Essays on Multinational Firms, Financial Frictions, and Income in Developing Countries
- Author(s): Gu, Yunfan;
- Advisor(s): Ohanian, Lee;
- et al.
The dissertation contributes to our understanding of how multinational firms and financial frictions affect income in developing countries. From a policy perspective, I find that as developing countries open up to multinational firms, financial reforms become increasingly beneficial to national income in the countries. I also find that the joint ventures of foreign multinational firms with state-owned firms, an industrial policy in China, prevent technology spillovers and suppress industrial output. The dissertation consists of three chapters.
Chapter 1: Financial frictions, Multinational Firms, and Income in Developing Countries: Theoretical Analysis
Financial frictions create resource misallocation across heterogeneous production units and reduce national income (GNP) in developing countries. Multinational firms, however, can largely circumvent local financial frictions by borrowing from international sources. In this chapter, I theoretically study whether the presence of multinational firms in developing countries alleviates the adverse impact of financial frictions on national income. I show that in a developing economy that is open to multinational firms, if domestic firms produce a sufficiently large (small) share of output, financial frictions will cause a larger (smaller) decline in national income than in an otherwise identical developing economy that is closed to multinational firms. Such result calls for the quantitative analysis in the next chapter.

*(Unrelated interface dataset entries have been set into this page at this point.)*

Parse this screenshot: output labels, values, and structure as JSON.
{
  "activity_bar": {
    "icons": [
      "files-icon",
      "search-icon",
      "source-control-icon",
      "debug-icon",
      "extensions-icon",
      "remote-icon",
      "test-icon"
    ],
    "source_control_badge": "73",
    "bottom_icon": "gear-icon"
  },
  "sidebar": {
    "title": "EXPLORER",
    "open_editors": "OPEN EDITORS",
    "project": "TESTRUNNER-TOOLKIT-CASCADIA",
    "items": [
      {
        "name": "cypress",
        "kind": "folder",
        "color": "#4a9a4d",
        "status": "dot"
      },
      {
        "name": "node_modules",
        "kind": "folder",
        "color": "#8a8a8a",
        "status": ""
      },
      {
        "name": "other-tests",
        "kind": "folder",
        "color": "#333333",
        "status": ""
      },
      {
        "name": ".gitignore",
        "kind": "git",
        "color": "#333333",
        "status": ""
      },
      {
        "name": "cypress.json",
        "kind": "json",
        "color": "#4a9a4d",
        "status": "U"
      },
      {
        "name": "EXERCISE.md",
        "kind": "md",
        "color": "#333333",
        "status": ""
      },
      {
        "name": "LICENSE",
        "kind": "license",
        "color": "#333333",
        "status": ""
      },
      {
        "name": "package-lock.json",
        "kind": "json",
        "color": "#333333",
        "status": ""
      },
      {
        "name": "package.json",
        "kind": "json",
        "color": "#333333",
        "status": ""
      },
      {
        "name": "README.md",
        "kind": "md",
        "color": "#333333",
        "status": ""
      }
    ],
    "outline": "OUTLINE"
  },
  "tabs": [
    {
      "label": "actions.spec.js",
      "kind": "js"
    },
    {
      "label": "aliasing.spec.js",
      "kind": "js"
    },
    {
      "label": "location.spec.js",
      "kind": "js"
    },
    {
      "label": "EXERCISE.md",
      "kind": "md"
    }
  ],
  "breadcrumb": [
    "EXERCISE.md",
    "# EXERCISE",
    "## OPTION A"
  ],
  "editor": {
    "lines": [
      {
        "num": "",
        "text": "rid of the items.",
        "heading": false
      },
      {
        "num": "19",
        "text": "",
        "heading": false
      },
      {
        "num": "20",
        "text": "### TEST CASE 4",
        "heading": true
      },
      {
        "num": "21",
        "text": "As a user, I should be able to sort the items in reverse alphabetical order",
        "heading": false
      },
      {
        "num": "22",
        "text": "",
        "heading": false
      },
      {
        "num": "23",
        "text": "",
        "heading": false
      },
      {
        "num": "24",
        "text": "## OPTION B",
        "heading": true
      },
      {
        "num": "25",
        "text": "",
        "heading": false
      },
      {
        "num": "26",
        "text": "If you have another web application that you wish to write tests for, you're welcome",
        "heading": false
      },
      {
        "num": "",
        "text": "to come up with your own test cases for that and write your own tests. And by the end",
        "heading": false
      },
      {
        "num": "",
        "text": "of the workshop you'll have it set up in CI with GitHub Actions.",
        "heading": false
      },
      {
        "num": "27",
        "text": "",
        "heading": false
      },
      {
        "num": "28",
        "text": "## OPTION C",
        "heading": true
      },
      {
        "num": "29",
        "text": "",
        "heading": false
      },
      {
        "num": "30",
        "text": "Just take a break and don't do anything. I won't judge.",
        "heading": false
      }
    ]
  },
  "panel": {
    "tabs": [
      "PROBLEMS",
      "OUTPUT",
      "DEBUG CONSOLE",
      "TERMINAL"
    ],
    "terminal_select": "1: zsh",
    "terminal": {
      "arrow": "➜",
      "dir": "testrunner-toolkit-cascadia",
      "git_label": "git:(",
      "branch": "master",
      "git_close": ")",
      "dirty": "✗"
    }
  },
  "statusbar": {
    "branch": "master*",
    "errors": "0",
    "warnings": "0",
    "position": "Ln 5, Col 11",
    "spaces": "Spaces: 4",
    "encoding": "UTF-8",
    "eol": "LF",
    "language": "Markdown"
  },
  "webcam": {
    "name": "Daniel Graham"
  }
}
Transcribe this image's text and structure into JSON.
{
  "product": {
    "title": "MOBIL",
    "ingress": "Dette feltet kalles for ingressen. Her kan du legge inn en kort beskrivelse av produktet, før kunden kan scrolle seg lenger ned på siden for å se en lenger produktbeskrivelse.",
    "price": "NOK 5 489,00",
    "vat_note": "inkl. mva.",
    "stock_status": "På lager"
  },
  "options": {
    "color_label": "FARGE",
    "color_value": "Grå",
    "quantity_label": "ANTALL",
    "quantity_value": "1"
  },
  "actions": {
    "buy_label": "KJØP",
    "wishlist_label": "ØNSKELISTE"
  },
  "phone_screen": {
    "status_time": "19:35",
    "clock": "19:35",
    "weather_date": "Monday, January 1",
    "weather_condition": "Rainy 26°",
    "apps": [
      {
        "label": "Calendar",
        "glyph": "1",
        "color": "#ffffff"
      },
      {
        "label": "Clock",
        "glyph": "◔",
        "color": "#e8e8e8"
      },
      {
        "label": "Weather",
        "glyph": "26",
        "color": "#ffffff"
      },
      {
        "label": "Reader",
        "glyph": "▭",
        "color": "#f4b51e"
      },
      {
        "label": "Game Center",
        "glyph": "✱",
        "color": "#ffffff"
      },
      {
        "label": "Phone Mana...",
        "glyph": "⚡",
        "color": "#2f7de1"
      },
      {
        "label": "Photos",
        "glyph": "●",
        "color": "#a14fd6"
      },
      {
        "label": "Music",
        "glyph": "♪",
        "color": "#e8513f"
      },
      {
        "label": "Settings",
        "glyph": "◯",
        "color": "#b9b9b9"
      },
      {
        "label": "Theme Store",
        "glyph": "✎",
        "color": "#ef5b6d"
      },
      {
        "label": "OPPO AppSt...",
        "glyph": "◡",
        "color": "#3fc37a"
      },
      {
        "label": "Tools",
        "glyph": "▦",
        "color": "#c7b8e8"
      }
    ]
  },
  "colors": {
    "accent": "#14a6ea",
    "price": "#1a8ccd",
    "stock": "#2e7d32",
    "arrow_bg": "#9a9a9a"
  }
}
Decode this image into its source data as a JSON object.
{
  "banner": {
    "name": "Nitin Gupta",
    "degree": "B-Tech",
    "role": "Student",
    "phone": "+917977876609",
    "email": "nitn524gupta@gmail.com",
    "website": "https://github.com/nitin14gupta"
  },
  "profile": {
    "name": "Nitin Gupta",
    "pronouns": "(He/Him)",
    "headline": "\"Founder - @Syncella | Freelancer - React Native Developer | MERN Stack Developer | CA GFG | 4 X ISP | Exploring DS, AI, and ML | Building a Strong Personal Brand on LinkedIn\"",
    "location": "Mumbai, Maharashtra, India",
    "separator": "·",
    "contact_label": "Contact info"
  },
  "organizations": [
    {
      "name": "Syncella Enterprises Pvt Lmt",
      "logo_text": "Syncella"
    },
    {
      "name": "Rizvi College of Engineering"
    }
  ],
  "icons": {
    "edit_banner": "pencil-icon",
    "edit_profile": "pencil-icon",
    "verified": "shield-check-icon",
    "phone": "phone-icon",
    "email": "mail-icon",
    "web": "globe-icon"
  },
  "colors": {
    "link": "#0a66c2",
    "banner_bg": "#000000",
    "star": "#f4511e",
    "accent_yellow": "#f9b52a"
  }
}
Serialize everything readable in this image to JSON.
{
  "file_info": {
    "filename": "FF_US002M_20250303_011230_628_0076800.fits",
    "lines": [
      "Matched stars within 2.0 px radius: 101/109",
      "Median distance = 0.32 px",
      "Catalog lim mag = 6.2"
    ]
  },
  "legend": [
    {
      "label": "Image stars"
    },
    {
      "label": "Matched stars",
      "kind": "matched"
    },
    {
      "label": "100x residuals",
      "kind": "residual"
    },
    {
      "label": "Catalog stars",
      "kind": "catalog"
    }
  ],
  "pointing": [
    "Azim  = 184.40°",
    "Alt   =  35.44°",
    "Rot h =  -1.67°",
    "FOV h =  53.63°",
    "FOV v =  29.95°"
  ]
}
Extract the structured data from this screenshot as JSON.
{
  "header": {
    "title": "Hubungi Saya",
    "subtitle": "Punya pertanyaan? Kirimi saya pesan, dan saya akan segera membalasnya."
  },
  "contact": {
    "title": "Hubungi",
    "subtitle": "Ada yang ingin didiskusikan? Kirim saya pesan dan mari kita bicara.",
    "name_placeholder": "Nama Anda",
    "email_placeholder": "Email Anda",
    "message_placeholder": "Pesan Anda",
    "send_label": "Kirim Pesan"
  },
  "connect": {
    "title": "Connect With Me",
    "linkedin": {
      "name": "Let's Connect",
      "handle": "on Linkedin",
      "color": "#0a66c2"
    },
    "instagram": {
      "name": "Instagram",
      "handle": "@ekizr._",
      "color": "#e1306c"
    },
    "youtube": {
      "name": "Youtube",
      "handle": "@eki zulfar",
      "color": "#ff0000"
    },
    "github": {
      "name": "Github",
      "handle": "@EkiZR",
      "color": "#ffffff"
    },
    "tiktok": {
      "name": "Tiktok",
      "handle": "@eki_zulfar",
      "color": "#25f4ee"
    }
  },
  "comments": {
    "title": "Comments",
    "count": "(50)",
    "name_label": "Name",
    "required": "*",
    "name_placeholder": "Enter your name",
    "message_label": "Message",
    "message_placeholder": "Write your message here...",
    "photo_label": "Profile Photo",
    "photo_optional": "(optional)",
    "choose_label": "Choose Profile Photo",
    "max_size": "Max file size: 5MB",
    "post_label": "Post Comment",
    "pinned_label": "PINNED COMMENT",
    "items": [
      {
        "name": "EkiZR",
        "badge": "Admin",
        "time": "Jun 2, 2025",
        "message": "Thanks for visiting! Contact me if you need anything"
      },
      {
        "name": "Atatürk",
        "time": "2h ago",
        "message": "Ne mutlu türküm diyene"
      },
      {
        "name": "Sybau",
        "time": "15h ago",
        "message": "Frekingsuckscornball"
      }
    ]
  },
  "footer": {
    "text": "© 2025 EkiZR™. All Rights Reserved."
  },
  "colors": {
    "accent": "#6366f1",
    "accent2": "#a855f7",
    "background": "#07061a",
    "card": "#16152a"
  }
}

Chapter 2: Financial frictions, Multinational Firms, and Income in Developing Countries: Quantitative Analysis
In this chapter, I quantitatively study how the presence of multinational firms in developing countries change the adverse impact of financial frictions on national income. Using a calibrated structural model, I find that when a developing economy is open to multinational firms, a modest financial reform that reduces financial frictions in the developing economy will increase national income by 19%, as opposed to only 11% when the economy is closed to multinational firms. Such result indicates that financial frictions become increasingly costly and financial reforms become increasingly beneficial to national income in developing countries as they open up to multinational production.
Chapter 3, Joint Ventures and Technology Spillovers in China
Chinese government actively promotes joint ventures of foreign multinational firms with state-owned firms. In this chapter, I study the effects of the joint ventures in promoting technology spillovers. Using firm-level data in China, I find that higher joint venture presence in a sector leads to higher productivity of firms in the upstream of that sector, but lower productivity of firms in the downstream of that sector. A quantitative analysis suggests that the later force will dominate, and joint ventures will on aggregate prevent technology spillovers and cause a significant decline in total industrial output in China.